relevance of these minor differences, though, is debatable. A difference in VAS pain score of 3-4 points for the individual patient is not clinically relevant (39), but at a group level, such a difference should not be neglected. Similar, statistically significant differences regarding patient satisfaction within the first year cannot be ignored, but the importance of a statistically non-significant difference of 0.02 in the EQ-5Dindex
score at one year in our study should not be overemphasized. Still, with a similar level of mobility at baseline, the patients’ self-assessment of significantly better mobility in the IM nail group 4 and 12 months postoperatively is an important finding and very relevant for this group of patients.
Less pain in the IM nail group may be a result of mini-invasive surgery and/or better stability of the implant in the initial postoperative phase, whereas long term
differences could be due to more local pain from protruding hardware or more secondary fracture displacement and malunions in the SHS group. Detailed
information on such issues is, however, not retrievable from our register data. Pain is most probably also influential on patient satisfaction and quality of life measures, and may to some extent explain the slightly superior results in favor of the IM nail for these outcomes.
Papers I and IV
Describing our overall results might be straight forward, but the interpretation of these data is not equally simple. For instance, comparing one IM nail to the SHS does not mean that these results are applicable to all IM nails. Further, results obtained in our hands may not be reproducible by others. In the present study, we offer no answer to how much we would be willing to pay for slightly less blood loss and a reduced number of blood transfusions, assuming results and complication rates are otherwise similar.

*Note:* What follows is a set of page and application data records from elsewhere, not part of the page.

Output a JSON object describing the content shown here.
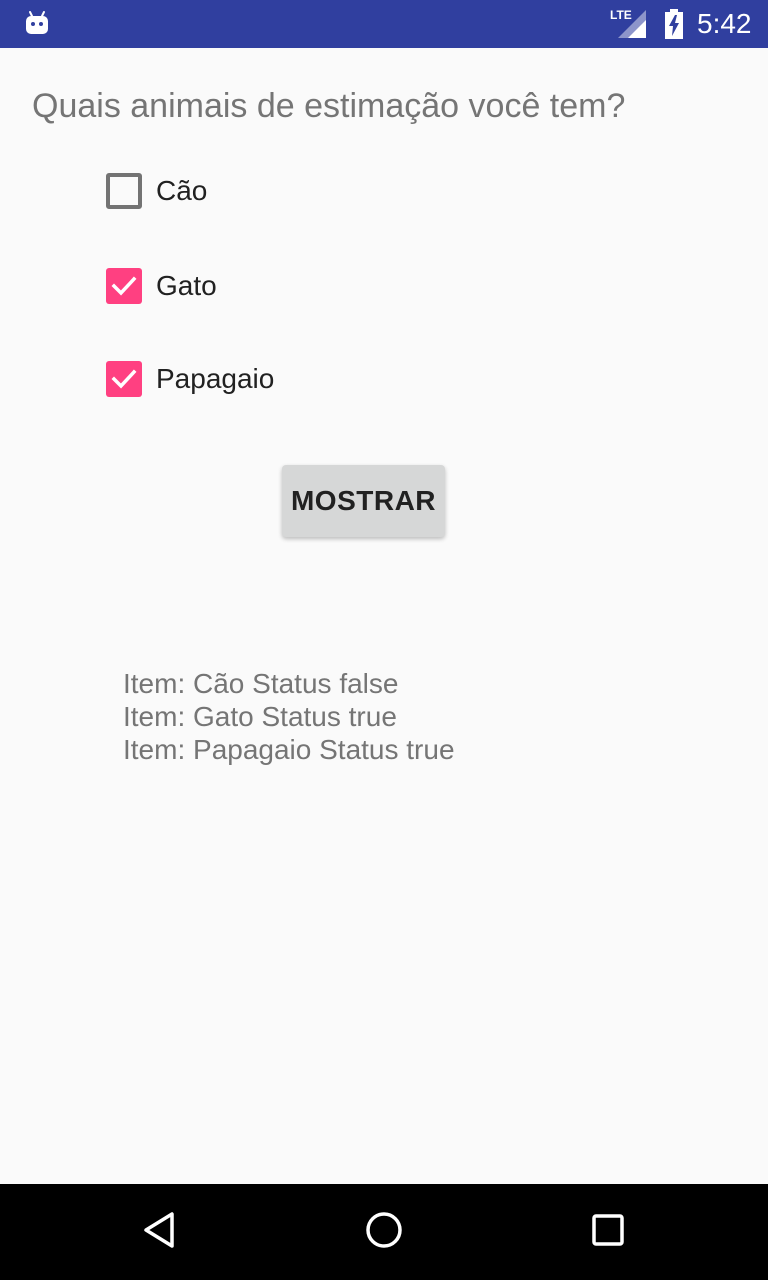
{
  "status_bar": {
    "network_label": "LTE",
    "time": "5:42",
    "icons": [
      "android-debug-icon",
      "lte-signal-icon",
      "battery-charging-icon"
    ],
    "background_color": "#303f9f"
  },
  "main": {
    "question": "Quais animais de estimação você tem?",
    "checkboxes": [
      {
        "label": "Cão",
        "checked": false
      },
      {
        "label": "Gato",
        "checked": true
      },
      {
        "label": "Papagaio",
        "checked": true
      }
    ],
    "button_label": "MOSTRAR",
    "results": [
      "Item: Cão Status false",
      "Item: Gato Status true",
      "Item: Papagaio Status true"
    ],
    "accent_color": "#ff4081"
  },
  "nav_bar": {
    "icons": [
      "back-icon",
      "home-icon",
      "recents-icon"
    ]
  }
}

In addition, what is the actual importance of slightly less pain (4-5 points on a visual analogue scale) the first postoperative days (with a similar length of hospital stay)?